In this 3-part blog, we focus on the essentials of essay writing in English. In Part 1, we look at the essay structure, the introduction and paragraphing. In Part 2, we look at quotations, citations, paraphrases, references and conclusions. In Part 3, we look at language, including academic style and grammar.
This is a simple and fairly prescriptive overview, which we hope will help any student new to writing essays in English. We know that there is no magic formula for writing essays. But, we do believe that some elements are, to a certain extent, formulaic. In other words, if you follow the advice below, you shouldn’t be breaking any UK academic norms or conventions. Once you’ve written several essays and understand the ‘rules of the game’, so to speak, then by all means feel free to bend them and exercise to the full your academic literacies.
1. Essay structure
Essays normally contain the following sections (unmarked by headings/sub-headings within the essay):
2. The introduction
Ways of introducing the essay structure:
In this essay I will firstly … and then …
This essay will first of all … and then …
In the first section of this essay I will …

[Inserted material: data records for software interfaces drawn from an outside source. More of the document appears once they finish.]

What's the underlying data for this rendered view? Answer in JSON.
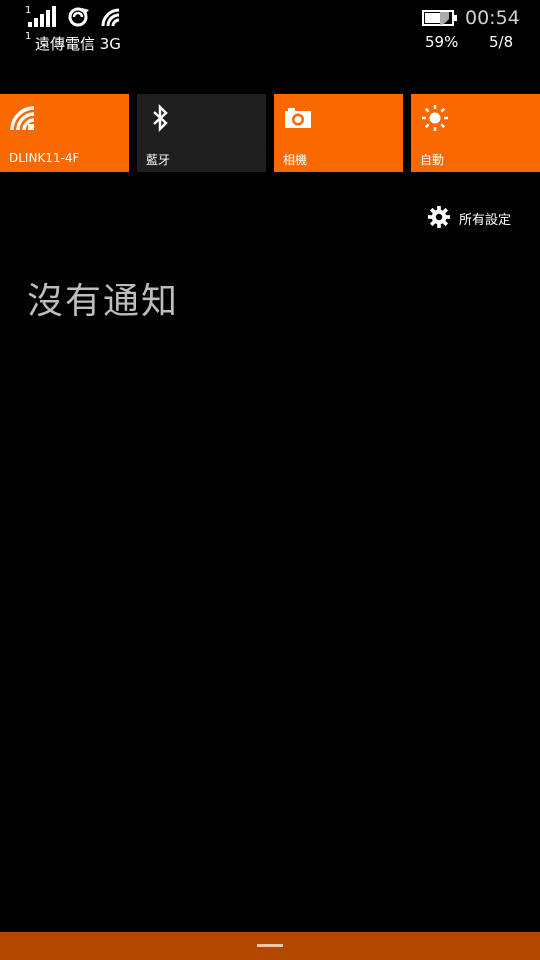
{
  "status_bar": {
    "sim_slot_signal": "1",
    "sim_slot_carrier": "1",
    "carrier": "遠傳電信 3G",
    "clock": "00:54",
    "battery_percent": "59%",
    "date": "5/8",
    "icons": [
      "signal-icon",
      "sync-icon",
      "wifi-icon",
      "battery-icon"
    ]
  },
  "quick_actions": {
    "tiles": [
      {
        "label": "DLINK11-4F",
        "icon": "wifi-icon",
        "state": "on"
      },
      {
        "label": "藍牙",
        "icon": "bluetooth-icon",
        "state": "off"
      },
      {
        "label": "相機",
        "icon": "camera-icon",
        "state": "on"
      },
      {
        "label": "自動",
        "icon": "brightness-icon",
        "state": "on"
      }
    ]
  },
  "all_settings": {
    "label": "所有設定",
    "icon": "gear-icon"
  },
  "notifications": {
    "empty_message": "沒有通知"
  },
  "colors": {
    "background": "#000000",
    "tile_on": "#fa6800",
    "tile_off": "#1f1f1f",
    "handle_bar": "#b34700",
    "text": "#ffffff",
    "muted_text": "#bdbdbd"
  }
}
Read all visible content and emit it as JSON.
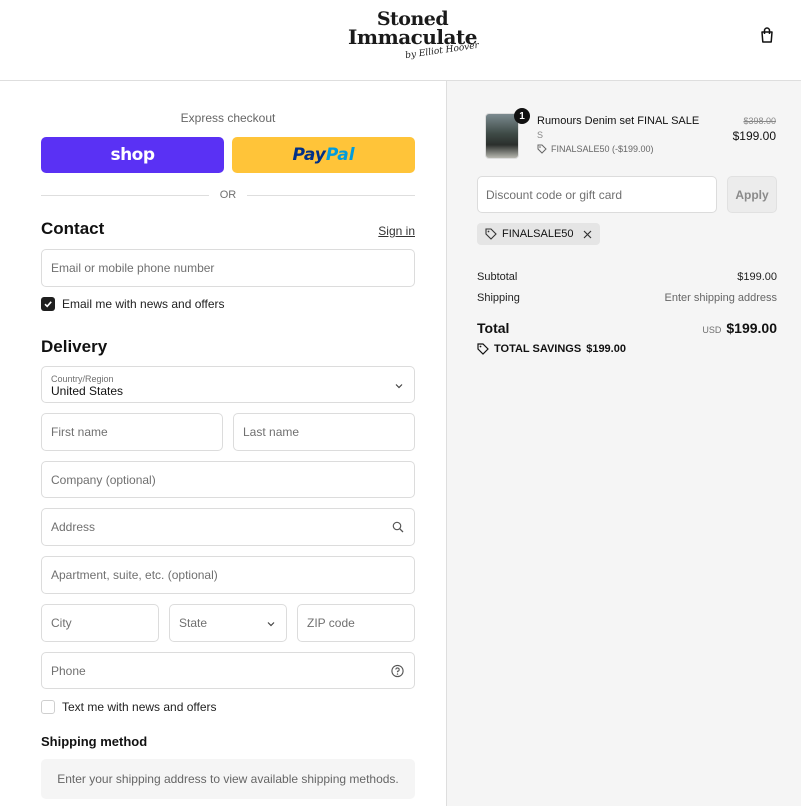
{
  "header": {
    "logo_line1": "Stoned",
    "logo_line2": "Immaculate",
    "logo_signature": "by Elliot Hoover"
  },
  "express": {
    "label": "Express checkout",
    "shop_label": "shop",
    "paypal_label_part1": "Pay",
    "paypal_label_part2": "Pal",
    "or_label": "OR"
  },
  "contact": {
    "title": "Contact",
    "signin_label": "Sign in",
    "email_placeholder": "Email or mobile phone number",
    "email_news_label": "Email me with news and offers",
    "email_news_checked": true
  },
  "delivery": {
    "title": "Delivery",
    "country_label": "Country/Region",
    "country_value": "United States",
    "first_name_placeholder": "First name",
    "last_name_placeholder": "Last name",
    "company_placeholder": "Company (optional)",
    "address_placeholder": "Address",
    "apartment_placeholder": "Apartment, suite, etc. (optional)",
    "city_placeholder": "City",
    "state_placeholder": "State",
    "zip_placeholder": "ZIP code",
    "phone_placeholder": "Phone",
    "text_news_label": "Text me with news and offers",
    "text_news_checked": false
  },
  "shipping_method": {
    "title": "Shipping method",
    "message": "Enter your shipping address to view available shipping methods."
  },
  "summary": {
    "item": {
      "quantity": "1",
      "title": "Rumours Denim set FINAL SALE",
      "variant": "S",
      "discount_code": "FINALSALE50 (-$199.00)",
      "original_price": "$398.00",
      "price": "$199.00"
    },
    "discount_placeholder": "Discount code or gift card",
    "apply_label": "Apply",
    "applied_code": "FINALSALE50",
    "subtotal_label": "Subtotal",
    "subtotal_value": "$199.00",
    "shipping_label": "Shipping",
    "shipping_value": "Enter shipping address",
    "total_label": "Total",
    "total_currency": "USD",
    "total_value": "$199.00",
    "savings_label": "TOTAL SAVINGS",
    "savings_value": "$199.00"
  }
}
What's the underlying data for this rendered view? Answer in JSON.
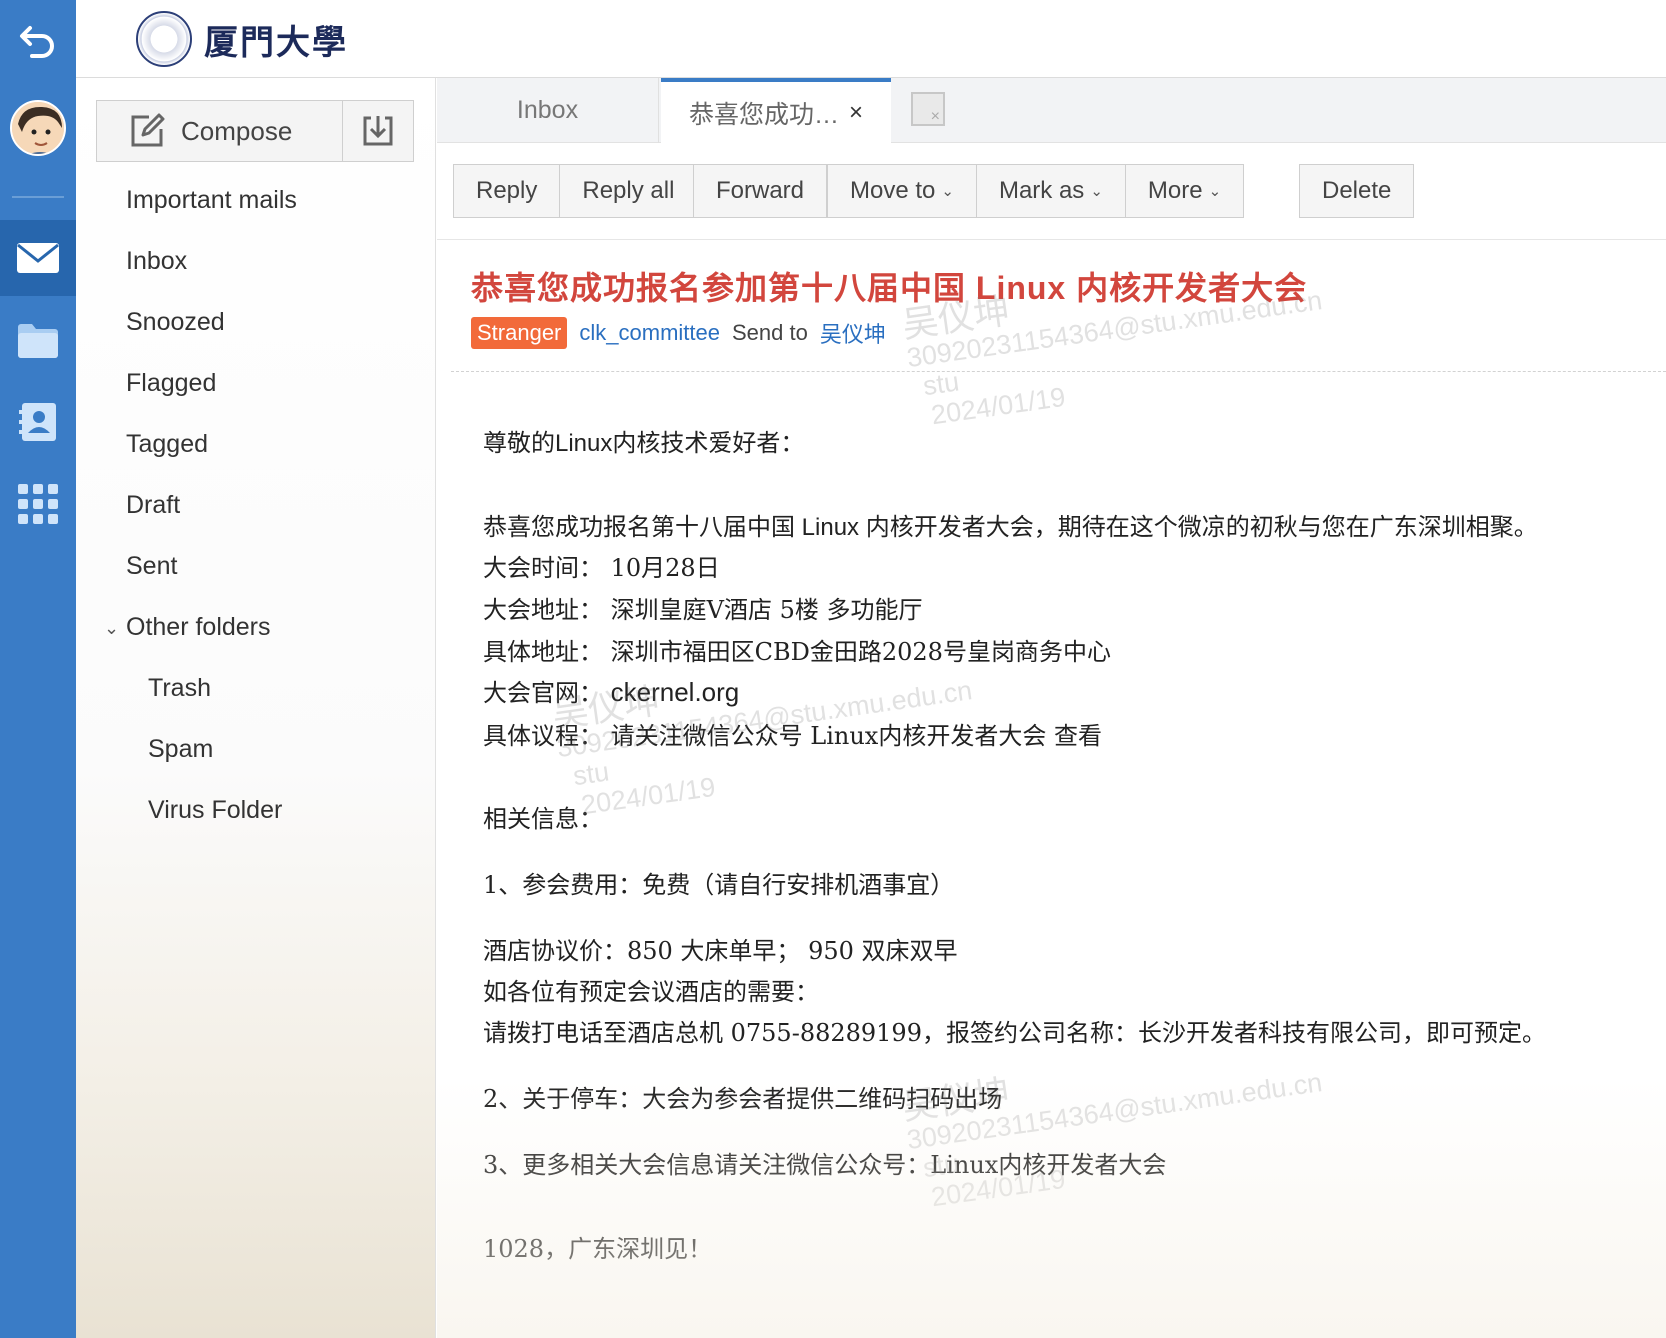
{
  "brand": {
    "logo_text": "厦門大學"
  },
  "rail": {
    "icons": [
      "back-icon",
      "avatar",
      "mail-icon",
      "folder-icon",
      "contacts-icon",
      "apps-grid-icon"
    ]
  },
  "compose": {
    "label": "Compose"
  },
  "folders": {
    "important": "Important mails",
    "inbox": "Inbox",
    "snoozed": "Snoozed",
    "flagged": "Flagged",
    "tagged": "Tagged",
    "draft": "Draft",
    "sent": "Sent",
    "other": "Other folders",
    "trash": "Trash",
    "spam": "Spam",
    "virus": "Virus Folder"
  },
  "tabs": {
    "inbox": "Inbox",
    "active": "恭喜您成功…",
    "close": "×"
  },
  "toolbar": {
    "reply": "Reply",
    "reply_all": "Reply all",
    "forward": "Forward",
    "move_to": "Move to",
    "mark_as": "Mark as",
    "more": "More",
    "delete": "Delete",
    "chevron": "⌄"
  },
  "message": {
    "subject": "恭喜您成功报名参加第十八届中国 Linux 内核开发者大会",
    "badge": "Stranger",
    "sender": "clk_committee",
    "send_to_label": "Send to",
    "recipient": "吴仪坤",
    "lines": {
      "greeting": "尊敬的Linux内核技术爱好者：",
      "intro": "恭喜您成功报名第十八届中国 Linux 内核开发者大会，期待在这个微凉的初秋与您在广东深圳相聚。",
      "time": "大会时间：  10月28日",
      "venue": "大会地址：  深圳皇庭V酒店 5楼 多功能厅",
      "address": "具体地址：  深圳市福田区CBD金田路2028号皇岗商务中心",
      "website_label": "大会官网：",
      "website": "ckernel.org",
      "agenda": "具体议程：  请关注微信公众号 Linux内核开发者大会 查看",
      "related": "相关信息：",
      "fee": "1、参会费用：免费（请自行安排机酒事宜）",
      "hotel_price": "酒店协议价：850 大床单早；  950 双床双早",
      "hotel_need": "如各位有预定会议酒店的需要：",
      "hotel_call": "请拨打电话至酒店总机 0755-88289199，报签约公司名称：长沙开发者科技有限公司，即可预定。",
      "parking": "2、关于停车：大会为参会者提供二维码扫码出场",
      "more_info": "3、更多相关大会信息请关注微信公众号：Linux内核开发者大会",
      "closing": "1028，广东深圳见！"
    }
  },
  "watermark": {
    "name": "吴仪坤",
    "id_email": "30920231154364@stu.xmu.edu.cn",
    "role": "stu",
    "date": "2024/01/19"
  }
}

Here is an example introduction from a student with the key features above colour-coded:
3. Paragraphing the main body
A paragraph should have
- Unity (one main idea)
- Coherence (ideas follow logically and are understandable to your reader)
Here is an example paragraph from a student with the key features above colour-coded:
Within the context of an essay, the topic sentences and concluding sentences will have to perform additional tasks:
- show how paragraphs are related to each other (using transition signals, e.g. ‘In addition’ / ‘A further example of … is…’ / ‘Furthermore’ / ‘However’ / ‘On the other hand’ /’While this may be true…’
- show how a new topic is related to the essay title. This is often done through quoting key words from the essay title. E.g. ‘In terms of the benefits of studying abroad…’ / ‘With reference to developing real English …’
- sum up how the content has contributed to your argument. E.g. ‘Thus, it is clear that…’ / ‘Thus, it can be seen that…’ / ‘Therefore,…’ / ‘Clearly, then…’
If you have any questions about any of the above or if you'd like us to look at your work and give you feedback, then do get in touch with us.